Shh… don’t tell anyone, but I didn’t decorate eggs with my kids last year.
I had a baby about a month prior, I worked for someone and also worked a bit for myself, I had a 3 and a 2 year old… Sometimes it’s ok to let go.
It’s not that I didn’t have great intentions, I mean, I DID purchase an egg spinner (which you’ll see in a few seconds). I just didn’t use it. Dudley’s Spin an Egg sat in the top of my closet for an entire year before I pulled it out this year to play with. Beep Egg sent me their fun timer to help with Easter eggs this year, which was the catalyst to jumping on it.
Boiling the Eggs
I seem to have amnesia every time I hard boil eggs. Each time I simply forget how to do it and either ask my mom, mother-in-law or Google. Not this time!
I was really happy to try out Beep Egg, because it took the guess-work out of soft boiling, medium boiling and hard boiling the perfect egg. Come to find out, it is super simple, as well.
Here’s how you do it:
Put Beep Egg in the refrigerator with your other eggs so they all come out the same temperature.
Add cold water to a pot.
Add all eggs (including Beep Egg) to the pot.
Put the heat on high and wait! Beep Egg will perform a single beep once to let you know it’s working, then it will share a double beep. The next sound is a song to let you know that the egg is soft boiled
(for the Classic Beep Egg, it’s “Oh Susanna!”).
Turn down the heat just a bit and wait for a short while until the next song plays.

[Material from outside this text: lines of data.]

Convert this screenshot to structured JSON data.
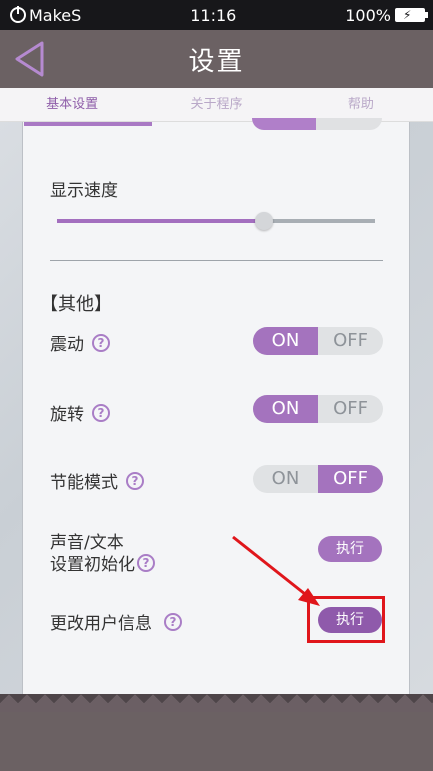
{
  "status_bar": {
    "carrier": "MakeS",
    "time": "11:16",
    "battery": "100%"
  },
  "header": {
    "title": "设置"
  },
  "tabs": [
    {
      "label": "基本设置",
      "active": true
    },
    {
      "label": "关于程序",
      "active": false
    },
    {
      "label": "帮助",
      "active": false
    }
  ],
  "settings": {
    "display_speed": {
      "label": "显示速度",
      "value_percent": 65
    },
    "other_section": "【其他】",
    "vibration": {
      "label": "震动",
      "on": "ON",
      "off": "OFF",
      "state": "ON"
    },
    "rotation": {
      "label": "旋转",
      "on": "ON",
      "off": "OFF",
      "state": "ON"
    },
    "power_saving": {
      "label": "节能模式",
      "on": "ON",
      "off": "OFF",
      "state": "OFF"
    },
    "reset": {
      "label_line1": "声音/文本",
      "label_line2": "设置初始化",
      "button": "执行"
    },
    "change_user": {
      "label": "更改用户信息",
      "button": "执行"
    }
  },
  "colors": {
    "accent": "#a473be",
    "highlight": "#e0161b",
    "header": "#6b6163"
  },
  "icons": [
    "power-icon",
    "battery-icon",
    "back-arrow-icon",
    "help-icon"
  ]
}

The next song (for the Classic Egg, it’s “Take Me Out To the Ballgame”) indicates that the egg is medium boiled.
The final song (for the Classic Egg, it’s “Hail, Hail the Gang’s All Here”) indicates that the
egg is hard boiled!
Once the eggs are finished, you can remove them all (including Beep Egg) and shower them with cold water, setting them aside to dry.
I cut open one of the eggs so you could see how great it looked! Cooked all the way through (it’s a happy face!):
Dying Easter Eggs
I let the eggs rest until the next morning. When we got up, dying Easter eggs was the only thing on our minds! We were excited to try out Dudley’s Spin an Egg.
We took the cap off of Dudley’s Spin an Egg, cut the corners off of the five color packets (pink, blue, yellow, green and purple), and dripped some pink and blue over the egg. The instructions tell us to drip 8 to 10 drops.
Dying Easter Eggs with Dudley’s Spin an Egg:
The kids pressed the button to spin the egg. It was a bit different than I expected. I thought that when we pushed down the button, the turn table would spin quite a bit. It spun ok, but ended up spinning backwards a little bit, too. Benson, 3-years-old, wasn’t too productive when spinning, but Cora, 4-years-old, did pretty well pushing hard and fast enough to produce a good spin!
In Dudley’s pictures, the egg becomes solid with color. That’s not exactly what happened for us, but we loved the speckle look on our eggs! We found that we needed a bit more than the 8 to 10 recommended drops of color to cover the egg, and also found it quite fun to drip on more color as we went.
We did it! The kids had a great time dying Easter eggs, and so did I! I put the eggs in our mini cupcake ferris wheel (like this one). I originally found it on Pick Your Plum about 2 years ago. It was a great place to set the eggs to dry, especially since Dudley’s Spin an Egg doesn’t come with a tool to dry the eggs.
Other contraptions you can use to dry your Easter eggs:
We’re finished! Here are our masterpieces:
Share your thoughts!
Did you decorate eggs this year? How did you choose to do it?